### Problem
Make an exact copy of the lines from the one holding "Transcribe this image's" through the end of the entries below, both ends kept, and of nothing else. Exclude pictures.

(App and web page records)
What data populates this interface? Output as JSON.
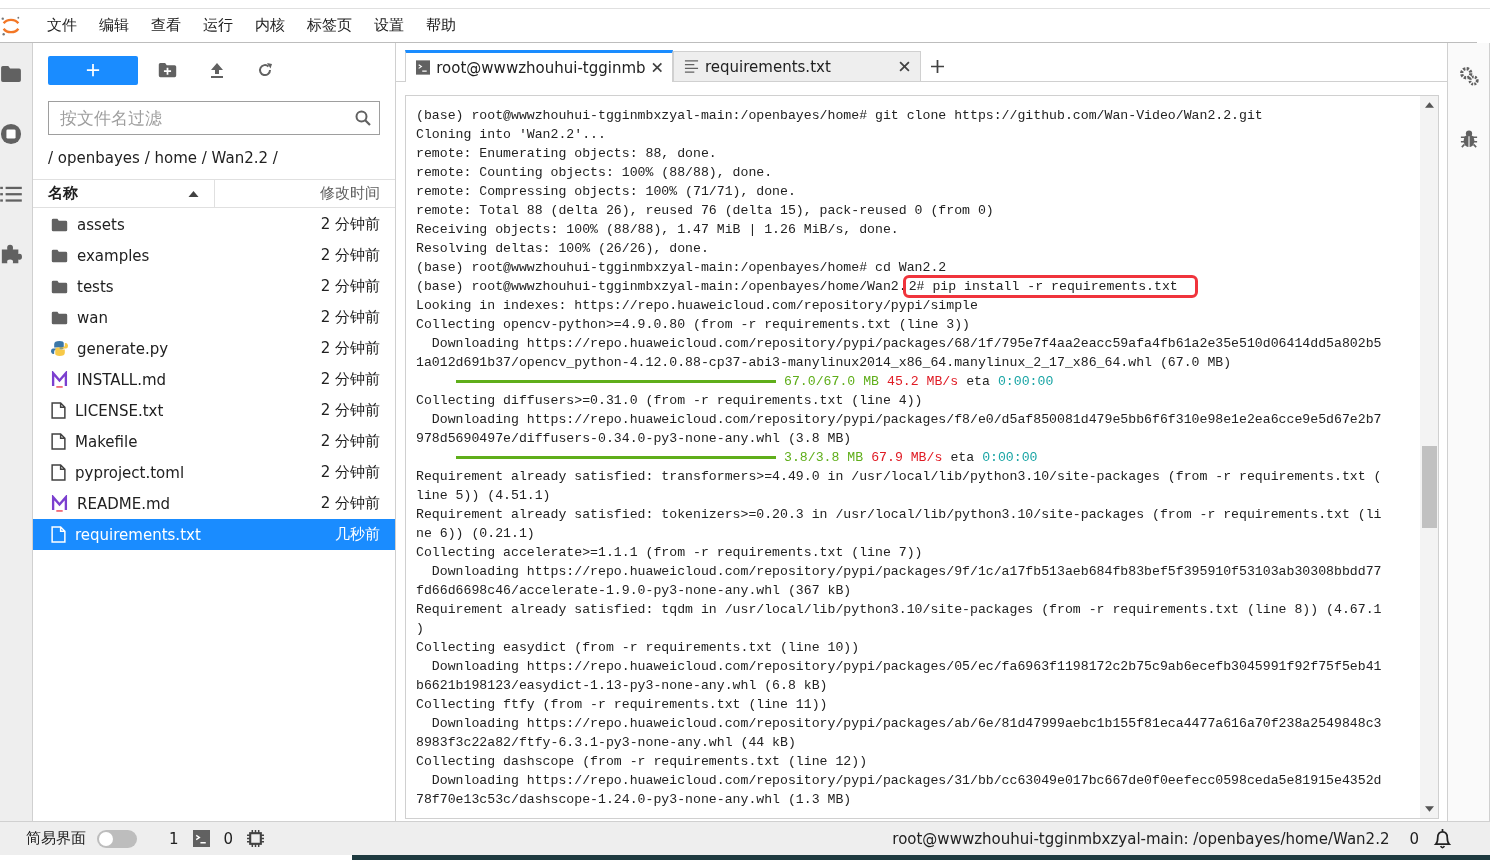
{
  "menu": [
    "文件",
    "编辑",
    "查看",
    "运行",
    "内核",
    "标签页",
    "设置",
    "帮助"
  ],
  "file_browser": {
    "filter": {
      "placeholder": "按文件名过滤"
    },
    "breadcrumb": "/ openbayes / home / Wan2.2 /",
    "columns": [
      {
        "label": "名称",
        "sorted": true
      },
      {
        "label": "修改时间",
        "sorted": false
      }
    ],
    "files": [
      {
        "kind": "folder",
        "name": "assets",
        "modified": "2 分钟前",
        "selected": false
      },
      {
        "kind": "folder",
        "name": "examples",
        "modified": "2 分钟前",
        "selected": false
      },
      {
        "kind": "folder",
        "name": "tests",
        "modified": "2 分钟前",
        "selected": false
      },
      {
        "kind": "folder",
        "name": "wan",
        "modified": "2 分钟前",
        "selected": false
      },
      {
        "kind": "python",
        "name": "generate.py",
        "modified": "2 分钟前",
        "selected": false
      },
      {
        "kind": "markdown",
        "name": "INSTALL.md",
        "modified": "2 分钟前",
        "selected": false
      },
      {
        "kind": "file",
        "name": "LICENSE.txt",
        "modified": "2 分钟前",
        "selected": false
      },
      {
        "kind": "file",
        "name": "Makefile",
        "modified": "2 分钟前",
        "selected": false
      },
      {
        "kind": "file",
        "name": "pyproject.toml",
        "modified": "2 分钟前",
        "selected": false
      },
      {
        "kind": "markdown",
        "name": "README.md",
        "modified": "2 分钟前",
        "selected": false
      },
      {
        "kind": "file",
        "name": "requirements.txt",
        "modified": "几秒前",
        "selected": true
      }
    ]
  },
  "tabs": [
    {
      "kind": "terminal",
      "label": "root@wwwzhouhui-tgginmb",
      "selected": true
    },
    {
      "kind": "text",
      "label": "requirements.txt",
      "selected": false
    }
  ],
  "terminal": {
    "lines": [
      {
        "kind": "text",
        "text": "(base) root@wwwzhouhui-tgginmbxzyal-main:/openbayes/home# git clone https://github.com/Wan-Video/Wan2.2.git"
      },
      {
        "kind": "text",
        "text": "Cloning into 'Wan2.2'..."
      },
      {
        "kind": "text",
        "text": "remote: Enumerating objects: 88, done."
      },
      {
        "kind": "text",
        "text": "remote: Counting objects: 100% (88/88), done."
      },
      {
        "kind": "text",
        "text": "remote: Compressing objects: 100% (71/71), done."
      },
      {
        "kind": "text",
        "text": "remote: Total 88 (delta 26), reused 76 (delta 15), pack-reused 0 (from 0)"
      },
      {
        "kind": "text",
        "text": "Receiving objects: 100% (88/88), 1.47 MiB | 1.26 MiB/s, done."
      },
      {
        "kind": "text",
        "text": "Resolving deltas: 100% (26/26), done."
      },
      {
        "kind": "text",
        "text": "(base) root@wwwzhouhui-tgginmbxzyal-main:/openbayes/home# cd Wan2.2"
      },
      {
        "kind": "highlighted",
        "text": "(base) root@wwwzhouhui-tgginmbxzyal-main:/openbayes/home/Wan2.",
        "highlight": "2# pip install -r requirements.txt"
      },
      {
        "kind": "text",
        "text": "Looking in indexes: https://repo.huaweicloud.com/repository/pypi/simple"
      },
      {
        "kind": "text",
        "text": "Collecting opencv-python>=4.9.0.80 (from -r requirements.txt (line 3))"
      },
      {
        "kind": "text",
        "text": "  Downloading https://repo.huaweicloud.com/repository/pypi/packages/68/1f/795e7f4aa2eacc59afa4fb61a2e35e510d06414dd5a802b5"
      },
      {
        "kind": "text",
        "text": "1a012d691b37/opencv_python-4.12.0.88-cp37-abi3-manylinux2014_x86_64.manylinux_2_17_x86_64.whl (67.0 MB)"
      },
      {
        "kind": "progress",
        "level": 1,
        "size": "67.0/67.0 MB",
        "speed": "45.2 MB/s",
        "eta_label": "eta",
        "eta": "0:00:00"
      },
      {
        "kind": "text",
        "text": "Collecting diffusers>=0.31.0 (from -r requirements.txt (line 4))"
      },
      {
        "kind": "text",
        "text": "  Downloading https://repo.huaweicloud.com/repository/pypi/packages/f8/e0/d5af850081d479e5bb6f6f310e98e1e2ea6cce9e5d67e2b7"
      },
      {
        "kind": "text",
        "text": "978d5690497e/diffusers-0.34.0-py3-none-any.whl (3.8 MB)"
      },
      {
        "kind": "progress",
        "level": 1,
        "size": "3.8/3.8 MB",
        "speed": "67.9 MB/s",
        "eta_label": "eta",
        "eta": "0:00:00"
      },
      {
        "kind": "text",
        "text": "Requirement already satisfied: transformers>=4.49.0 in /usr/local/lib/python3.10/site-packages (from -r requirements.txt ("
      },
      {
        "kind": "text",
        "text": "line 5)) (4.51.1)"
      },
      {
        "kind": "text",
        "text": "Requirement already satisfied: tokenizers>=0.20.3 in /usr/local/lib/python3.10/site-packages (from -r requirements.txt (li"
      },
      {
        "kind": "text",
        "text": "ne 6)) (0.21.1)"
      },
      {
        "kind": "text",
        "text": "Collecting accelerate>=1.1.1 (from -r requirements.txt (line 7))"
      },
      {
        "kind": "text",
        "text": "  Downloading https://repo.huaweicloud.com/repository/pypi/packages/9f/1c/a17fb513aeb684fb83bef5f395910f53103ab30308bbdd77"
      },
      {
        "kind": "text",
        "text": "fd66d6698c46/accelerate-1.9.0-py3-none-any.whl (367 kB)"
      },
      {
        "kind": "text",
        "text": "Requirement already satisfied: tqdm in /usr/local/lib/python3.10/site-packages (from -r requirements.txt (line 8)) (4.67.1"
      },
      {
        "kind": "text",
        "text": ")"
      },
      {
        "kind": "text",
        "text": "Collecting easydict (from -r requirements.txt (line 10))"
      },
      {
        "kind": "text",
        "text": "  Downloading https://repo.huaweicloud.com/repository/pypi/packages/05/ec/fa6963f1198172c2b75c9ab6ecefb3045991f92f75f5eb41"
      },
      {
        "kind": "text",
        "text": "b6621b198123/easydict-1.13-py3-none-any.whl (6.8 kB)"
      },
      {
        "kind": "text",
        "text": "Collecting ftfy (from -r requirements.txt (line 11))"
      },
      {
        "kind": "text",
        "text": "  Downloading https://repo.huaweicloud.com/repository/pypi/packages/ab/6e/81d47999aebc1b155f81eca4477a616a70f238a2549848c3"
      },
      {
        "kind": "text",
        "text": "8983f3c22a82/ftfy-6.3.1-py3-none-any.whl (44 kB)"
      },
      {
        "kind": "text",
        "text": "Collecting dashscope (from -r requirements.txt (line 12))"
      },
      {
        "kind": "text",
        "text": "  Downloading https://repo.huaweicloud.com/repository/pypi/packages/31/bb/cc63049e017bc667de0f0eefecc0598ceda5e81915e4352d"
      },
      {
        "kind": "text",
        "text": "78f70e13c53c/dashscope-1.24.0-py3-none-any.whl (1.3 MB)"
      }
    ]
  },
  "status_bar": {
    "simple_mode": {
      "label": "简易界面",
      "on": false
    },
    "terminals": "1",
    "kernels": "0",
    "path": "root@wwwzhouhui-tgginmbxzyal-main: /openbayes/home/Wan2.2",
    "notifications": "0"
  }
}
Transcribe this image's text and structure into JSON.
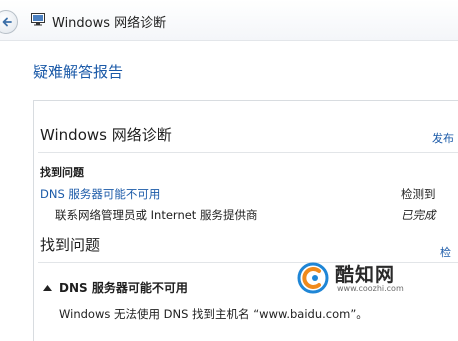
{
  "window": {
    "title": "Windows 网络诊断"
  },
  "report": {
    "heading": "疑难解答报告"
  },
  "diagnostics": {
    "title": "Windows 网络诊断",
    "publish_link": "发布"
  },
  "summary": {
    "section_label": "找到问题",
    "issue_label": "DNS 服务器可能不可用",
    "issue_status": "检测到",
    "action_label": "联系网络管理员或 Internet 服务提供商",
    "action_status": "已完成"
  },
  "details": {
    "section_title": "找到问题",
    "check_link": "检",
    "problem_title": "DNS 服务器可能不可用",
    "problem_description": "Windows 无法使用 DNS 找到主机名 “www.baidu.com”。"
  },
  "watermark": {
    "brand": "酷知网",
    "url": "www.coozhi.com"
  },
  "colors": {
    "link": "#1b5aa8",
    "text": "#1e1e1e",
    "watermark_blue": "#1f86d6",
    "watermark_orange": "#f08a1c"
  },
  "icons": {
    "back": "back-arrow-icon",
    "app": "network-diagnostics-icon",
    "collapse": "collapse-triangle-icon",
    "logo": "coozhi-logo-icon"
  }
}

### Your solution
Transcribe this image's text and structure into JSON.
{
  "window": {
    "title": "Windows 网络诊断"
  },
  "report": {
    "heading": "疑难解答报告"
  },
  "diagnostics": {
    "title": "Windows 网络诊断",
    "publish_link": "发布"
  },
  "summary": {
    "section_label": "找到问题",
    "issue_label": "DNS 服务器可能不可用",
    "issue_status": "检测到",
    "action_label": "联系网络管理员或 Internet 服务提供商",
    "action_status": "已完成"
  },
  "details": {
    "section_title": "找到问题",
    "check_link": "检",
    "problem_title": "DNS 服务器可能不可用",
    "problem_description": "Windows 无法使用 DNS 找到主机名 “www.baidu.com”。"
  },
  "watermark": {
    "brand": "酷知网",
    "url": "www.coozhi.com"
  },
  "colors": {
    "link": "#1b5aa8",
    "text": "#1e1e1e",
    "watermark_blue": "#1f86d6",
    "watermark_orange": "#f08a1c"
  },
  "icons": {
    "back": "back-arrow-icon",
    "app": "network-diagnostics-icon",
    "collapse": "collapse-triangle-icon",
    "logo": "coozhi-logo-icon"
  }
}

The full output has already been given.